>>>>

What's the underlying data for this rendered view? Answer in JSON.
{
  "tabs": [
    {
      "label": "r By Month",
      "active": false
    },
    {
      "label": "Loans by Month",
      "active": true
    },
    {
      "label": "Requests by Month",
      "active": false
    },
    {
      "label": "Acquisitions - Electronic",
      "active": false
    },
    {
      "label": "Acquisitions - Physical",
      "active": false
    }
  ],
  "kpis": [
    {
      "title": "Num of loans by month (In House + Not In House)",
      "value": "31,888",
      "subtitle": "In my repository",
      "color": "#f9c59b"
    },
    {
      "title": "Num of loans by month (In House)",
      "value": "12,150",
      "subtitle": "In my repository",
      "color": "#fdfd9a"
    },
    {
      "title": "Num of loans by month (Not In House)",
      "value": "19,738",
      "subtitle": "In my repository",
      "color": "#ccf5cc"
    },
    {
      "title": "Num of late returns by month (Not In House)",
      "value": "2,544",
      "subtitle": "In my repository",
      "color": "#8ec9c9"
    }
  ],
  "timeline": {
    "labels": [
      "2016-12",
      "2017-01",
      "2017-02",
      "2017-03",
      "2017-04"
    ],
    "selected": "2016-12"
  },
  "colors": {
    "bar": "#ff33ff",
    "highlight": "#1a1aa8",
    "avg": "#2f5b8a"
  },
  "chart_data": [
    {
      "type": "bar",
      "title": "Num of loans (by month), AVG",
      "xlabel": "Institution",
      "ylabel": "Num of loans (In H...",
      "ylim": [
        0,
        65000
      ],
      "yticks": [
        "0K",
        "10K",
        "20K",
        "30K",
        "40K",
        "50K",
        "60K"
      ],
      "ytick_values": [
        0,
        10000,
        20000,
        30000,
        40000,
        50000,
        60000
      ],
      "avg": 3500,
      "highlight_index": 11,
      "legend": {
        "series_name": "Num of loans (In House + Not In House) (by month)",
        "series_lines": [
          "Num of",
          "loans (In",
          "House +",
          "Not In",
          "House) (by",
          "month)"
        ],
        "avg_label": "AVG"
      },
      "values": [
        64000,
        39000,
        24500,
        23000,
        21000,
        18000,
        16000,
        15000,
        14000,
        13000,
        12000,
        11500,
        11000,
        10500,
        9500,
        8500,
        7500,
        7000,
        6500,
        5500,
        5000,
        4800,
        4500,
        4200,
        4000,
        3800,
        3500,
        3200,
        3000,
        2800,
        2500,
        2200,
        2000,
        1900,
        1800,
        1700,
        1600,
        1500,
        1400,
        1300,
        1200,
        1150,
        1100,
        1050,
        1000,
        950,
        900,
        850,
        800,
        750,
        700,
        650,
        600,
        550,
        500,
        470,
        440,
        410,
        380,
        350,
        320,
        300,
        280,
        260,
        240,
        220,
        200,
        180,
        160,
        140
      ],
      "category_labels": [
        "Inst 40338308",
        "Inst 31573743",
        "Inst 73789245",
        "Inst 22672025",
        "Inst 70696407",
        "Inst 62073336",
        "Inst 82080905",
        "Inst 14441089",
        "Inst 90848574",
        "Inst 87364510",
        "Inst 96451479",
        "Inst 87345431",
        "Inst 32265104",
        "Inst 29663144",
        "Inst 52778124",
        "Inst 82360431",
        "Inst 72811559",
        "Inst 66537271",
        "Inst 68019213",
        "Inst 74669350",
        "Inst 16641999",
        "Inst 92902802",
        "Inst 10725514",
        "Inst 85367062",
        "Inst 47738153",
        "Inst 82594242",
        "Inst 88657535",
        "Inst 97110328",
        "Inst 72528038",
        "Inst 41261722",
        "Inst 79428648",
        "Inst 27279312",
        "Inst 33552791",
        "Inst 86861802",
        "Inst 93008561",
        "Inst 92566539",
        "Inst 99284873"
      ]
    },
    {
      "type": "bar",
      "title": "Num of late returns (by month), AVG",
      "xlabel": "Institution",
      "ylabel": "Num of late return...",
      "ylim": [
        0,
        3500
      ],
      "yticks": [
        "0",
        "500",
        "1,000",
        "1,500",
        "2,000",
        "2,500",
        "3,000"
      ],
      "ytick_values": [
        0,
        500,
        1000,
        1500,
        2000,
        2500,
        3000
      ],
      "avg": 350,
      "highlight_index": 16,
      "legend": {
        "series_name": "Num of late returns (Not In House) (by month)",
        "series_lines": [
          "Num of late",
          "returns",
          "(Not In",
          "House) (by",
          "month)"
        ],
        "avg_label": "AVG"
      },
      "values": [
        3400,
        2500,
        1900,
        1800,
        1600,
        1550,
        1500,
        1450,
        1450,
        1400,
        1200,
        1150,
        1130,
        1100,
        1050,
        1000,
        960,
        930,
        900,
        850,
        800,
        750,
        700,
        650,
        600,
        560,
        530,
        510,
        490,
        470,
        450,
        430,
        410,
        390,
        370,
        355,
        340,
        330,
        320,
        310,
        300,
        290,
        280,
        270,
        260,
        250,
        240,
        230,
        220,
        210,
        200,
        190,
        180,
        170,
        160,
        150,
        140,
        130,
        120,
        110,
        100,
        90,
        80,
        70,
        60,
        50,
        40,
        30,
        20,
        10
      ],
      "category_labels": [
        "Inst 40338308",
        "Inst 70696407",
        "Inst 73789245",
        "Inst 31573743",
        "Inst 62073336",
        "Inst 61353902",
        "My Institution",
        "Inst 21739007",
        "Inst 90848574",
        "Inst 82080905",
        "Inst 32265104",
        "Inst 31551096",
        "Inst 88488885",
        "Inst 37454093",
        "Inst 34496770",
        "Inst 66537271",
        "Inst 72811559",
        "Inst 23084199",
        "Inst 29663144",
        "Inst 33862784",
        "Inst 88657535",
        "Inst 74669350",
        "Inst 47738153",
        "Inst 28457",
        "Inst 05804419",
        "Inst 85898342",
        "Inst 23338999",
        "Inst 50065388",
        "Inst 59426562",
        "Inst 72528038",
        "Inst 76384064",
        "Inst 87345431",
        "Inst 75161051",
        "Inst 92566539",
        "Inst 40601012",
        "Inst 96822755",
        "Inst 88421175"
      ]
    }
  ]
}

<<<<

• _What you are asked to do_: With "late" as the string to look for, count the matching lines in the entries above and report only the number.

• _Output of the task_: 5